Task to complete: All lines in the data bearing the string "username" should be identified and copied.

[Element data from apps and pages]
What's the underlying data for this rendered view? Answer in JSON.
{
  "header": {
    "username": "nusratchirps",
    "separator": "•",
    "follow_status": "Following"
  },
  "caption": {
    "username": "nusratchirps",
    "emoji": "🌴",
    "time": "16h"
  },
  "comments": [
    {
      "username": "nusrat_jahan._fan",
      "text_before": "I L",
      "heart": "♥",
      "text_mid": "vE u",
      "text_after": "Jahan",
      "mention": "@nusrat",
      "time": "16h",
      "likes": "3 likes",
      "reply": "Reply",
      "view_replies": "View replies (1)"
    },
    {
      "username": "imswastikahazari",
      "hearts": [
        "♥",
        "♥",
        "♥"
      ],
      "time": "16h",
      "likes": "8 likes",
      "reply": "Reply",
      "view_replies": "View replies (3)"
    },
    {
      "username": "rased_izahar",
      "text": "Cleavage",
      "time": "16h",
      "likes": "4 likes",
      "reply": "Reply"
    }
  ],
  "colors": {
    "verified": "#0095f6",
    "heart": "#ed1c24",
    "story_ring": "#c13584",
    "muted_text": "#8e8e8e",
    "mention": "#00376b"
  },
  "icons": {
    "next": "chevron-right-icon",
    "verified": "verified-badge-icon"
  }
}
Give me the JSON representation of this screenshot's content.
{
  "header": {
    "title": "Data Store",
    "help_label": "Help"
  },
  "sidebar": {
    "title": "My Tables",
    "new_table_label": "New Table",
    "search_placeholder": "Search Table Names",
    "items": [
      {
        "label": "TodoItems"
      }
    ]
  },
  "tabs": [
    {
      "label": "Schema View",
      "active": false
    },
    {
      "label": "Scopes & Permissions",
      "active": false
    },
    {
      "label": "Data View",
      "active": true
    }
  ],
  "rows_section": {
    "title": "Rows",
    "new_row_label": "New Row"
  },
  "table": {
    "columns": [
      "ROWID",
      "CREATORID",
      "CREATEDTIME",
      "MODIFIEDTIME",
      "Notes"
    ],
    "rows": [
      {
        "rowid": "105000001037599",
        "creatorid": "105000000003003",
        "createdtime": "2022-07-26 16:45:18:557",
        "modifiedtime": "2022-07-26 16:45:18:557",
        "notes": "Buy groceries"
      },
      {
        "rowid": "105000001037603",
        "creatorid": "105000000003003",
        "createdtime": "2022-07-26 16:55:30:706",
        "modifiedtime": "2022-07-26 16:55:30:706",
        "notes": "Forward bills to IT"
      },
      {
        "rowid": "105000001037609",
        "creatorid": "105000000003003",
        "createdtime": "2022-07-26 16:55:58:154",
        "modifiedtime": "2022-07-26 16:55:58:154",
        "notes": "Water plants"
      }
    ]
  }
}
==
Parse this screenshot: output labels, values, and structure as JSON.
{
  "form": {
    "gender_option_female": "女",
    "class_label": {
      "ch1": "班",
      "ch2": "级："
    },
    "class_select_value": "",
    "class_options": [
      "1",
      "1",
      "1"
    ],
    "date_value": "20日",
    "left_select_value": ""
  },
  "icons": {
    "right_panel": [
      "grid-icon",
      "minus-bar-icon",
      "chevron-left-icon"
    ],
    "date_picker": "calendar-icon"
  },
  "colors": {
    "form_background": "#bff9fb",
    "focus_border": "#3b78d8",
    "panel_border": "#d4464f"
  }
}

Answer for the task:
    "username": "nusratchirps",
    "username": "nusratchirps",
      "username": "nusrat_jahan._fan",
      "username": "imswastikahazari",
      "username": "rased_izahar",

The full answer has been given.